----- Given information

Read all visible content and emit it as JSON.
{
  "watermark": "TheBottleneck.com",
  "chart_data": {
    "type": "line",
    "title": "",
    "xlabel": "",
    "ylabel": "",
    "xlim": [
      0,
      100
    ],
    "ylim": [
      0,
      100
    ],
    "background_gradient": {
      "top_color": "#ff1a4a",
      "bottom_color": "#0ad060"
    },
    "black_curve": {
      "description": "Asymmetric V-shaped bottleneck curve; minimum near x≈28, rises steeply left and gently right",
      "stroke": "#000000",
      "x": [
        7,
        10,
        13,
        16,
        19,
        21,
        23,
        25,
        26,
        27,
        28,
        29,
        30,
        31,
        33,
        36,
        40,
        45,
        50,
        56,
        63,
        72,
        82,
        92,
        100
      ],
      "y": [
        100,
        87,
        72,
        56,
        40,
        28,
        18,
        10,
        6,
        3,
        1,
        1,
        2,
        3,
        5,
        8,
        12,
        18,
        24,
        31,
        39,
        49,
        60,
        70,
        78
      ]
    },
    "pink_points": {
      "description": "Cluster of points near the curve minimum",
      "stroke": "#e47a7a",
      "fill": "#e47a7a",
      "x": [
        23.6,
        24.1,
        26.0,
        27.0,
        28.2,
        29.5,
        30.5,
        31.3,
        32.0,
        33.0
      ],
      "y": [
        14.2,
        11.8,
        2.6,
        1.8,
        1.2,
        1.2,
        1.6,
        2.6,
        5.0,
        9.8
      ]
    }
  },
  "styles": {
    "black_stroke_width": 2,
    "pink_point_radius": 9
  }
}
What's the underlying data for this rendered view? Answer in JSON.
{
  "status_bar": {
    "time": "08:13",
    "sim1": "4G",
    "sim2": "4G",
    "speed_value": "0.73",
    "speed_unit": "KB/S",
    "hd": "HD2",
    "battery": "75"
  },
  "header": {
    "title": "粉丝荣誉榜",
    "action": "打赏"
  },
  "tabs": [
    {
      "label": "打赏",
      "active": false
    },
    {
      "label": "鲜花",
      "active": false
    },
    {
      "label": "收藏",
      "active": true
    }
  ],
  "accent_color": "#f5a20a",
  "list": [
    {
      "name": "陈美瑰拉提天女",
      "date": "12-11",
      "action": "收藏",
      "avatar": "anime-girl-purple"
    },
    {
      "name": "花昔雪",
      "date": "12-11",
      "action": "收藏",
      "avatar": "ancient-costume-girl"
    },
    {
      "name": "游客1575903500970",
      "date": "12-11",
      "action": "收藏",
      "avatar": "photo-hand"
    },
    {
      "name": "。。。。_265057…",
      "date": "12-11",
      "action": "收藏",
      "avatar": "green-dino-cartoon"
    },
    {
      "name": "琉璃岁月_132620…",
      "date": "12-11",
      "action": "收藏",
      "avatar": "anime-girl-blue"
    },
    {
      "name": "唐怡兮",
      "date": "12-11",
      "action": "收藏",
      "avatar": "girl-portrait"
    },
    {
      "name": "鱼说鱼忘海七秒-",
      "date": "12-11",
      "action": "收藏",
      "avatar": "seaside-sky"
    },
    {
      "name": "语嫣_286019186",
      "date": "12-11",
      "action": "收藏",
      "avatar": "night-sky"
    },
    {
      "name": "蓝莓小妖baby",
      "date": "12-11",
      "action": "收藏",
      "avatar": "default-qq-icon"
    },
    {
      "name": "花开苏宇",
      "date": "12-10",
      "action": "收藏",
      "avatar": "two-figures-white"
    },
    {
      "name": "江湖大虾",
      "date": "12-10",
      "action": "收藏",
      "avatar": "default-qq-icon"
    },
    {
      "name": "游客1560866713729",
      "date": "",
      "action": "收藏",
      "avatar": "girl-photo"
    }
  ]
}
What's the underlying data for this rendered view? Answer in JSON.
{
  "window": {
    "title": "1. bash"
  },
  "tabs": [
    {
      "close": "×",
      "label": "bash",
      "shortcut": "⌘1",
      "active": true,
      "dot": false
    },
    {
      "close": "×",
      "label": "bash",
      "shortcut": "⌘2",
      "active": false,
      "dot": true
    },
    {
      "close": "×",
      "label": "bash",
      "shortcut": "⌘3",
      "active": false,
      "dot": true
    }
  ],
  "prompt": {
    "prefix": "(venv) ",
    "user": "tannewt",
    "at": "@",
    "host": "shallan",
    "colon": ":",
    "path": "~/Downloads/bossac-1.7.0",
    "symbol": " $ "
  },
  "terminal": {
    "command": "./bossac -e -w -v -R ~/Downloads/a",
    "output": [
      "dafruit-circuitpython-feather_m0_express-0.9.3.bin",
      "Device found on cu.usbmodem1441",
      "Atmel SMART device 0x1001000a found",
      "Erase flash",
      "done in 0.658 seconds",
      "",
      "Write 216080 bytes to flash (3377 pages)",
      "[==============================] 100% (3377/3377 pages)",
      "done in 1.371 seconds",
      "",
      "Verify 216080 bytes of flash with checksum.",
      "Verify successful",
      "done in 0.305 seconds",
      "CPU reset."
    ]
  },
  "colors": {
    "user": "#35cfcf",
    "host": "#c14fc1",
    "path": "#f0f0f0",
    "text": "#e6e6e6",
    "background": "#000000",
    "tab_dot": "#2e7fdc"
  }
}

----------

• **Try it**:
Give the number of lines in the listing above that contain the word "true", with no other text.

• **Answer section**:
4